Powerful Typhoon Hagibis barrelled through Japan on Saturday, killing at least three people and lashing large parts of the country with "unprecedented" rain that caused floods, landslides and emergency disaster warnings.
Around 7.3 million people were given non-compulsory evacuation orders, and more than 90 were injured, while 14 people were reported missing as flooding hit many towns and cities.
Even before making landfall, Hagibis wreaked havoc on two major sporting events, the Rugby World Cup - where two matches were cancelled for the first time in its 32-year history - and the Japanese Grand Prix, which postponed qualifying.
Transport disruption was also widespread, with authorities halting suburban trains in Tokyo throughout most of Saturday, suspending several bullet train lines and cancelling all flights in and out of the capital's two main airports.
Hagibis smashed into the main Japanese island of Honshu around 19:00 (10:00 GMT) as one of the most violent typhoons in recent years, with wind gusts of up to 216km/h.
Well before making landfall, the outer bands of the storm claimed their first victim, a driver whose van was flipped over in the strong gusts.
The second confirmed death was a man in his 60s killed in a landslide north of Tokyo.
Another man in his 60s was also confirmed dead after he was pulled from his flooded home in Kawasaki city, near Tokyo.
"The house was two to three metres (yards) under water and the team rescued the man from there" but he was confirmed dead later, local fire department official Kiichi Hayakawa told AFP.
Public broadcaster NHK also said a woman near Tokyo was feared dead after a landslide.
The typhoon even caused a tornado in Chiba, east of Tokyo, an area badly damaged by Typhoon Faxai last month.
The twister destroyed one house and damaged several others.

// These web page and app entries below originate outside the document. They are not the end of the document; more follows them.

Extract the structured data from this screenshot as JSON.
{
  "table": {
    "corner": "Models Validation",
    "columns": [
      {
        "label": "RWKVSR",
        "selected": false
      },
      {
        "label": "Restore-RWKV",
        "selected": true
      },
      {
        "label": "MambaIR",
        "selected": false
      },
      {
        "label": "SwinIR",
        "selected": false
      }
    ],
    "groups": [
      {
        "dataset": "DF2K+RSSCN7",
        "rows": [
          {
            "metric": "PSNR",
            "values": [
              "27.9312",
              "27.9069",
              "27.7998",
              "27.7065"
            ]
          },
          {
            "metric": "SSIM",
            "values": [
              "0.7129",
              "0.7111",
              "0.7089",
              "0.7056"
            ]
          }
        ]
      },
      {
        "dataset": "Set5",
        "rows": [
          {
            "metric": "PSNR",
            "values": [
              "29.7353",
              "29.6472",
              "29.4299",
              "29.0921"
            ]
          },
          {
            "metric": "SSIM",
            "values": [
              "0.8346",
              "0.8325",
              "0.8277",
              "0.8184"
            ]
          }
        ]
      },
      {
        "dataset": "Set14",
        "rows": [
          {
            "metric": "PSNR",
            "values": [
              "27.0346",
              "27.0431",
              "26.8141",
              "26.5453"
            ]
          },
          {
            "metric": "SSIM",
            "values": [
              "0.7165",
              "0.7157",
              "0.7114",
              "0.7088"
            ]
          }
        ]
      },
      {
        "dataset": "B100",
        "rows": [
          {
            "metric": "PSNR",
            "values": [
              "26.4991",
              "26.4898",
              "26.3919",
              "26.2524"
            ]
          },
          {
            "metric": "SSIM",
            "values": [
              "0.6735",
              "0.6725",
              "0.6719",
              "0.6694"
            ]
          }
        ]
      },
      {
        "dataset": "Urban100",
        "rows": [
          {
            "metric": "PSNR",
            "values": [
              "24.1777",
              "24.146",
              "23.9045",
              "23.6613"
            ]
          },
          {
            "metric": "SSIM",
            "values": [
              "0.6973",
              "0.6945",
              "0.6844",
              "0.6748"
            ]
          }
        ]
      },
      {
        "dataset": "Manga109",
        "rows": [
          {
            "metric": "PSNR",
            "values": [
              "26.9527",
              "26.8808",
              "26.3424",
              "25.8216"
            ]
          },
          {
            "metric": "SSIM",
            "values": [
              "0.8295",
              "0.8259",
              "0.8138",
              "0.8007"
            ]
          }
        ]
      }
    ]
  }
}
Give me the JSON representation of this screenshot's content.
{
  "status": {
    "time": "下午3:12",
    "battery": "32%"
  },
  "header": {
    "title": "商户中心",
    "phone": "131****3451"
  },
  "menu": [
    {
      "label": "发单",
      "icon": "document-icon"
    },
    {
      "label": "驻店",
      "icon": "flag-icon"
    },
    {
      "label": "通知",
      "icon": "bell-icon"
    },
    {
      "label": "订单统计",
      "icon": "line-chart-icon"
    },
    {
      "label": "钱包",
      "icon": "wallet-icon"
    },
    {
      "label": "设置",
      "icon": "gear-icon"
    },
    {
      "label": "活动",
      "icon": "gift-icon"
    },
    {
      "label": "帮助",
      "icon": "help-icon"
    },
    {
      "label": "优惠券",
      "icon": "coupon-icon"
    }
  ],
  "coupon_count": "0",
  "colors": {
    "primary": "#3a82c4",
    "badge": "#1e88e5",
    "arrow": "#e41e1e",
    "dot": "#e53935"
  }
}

Five people - including a 3-year-old boy - were taken to hospital with minor injuries.
They were among at least 96 people injured in the typhoon, with at least 14 still unaccounted for, Japanese media reported.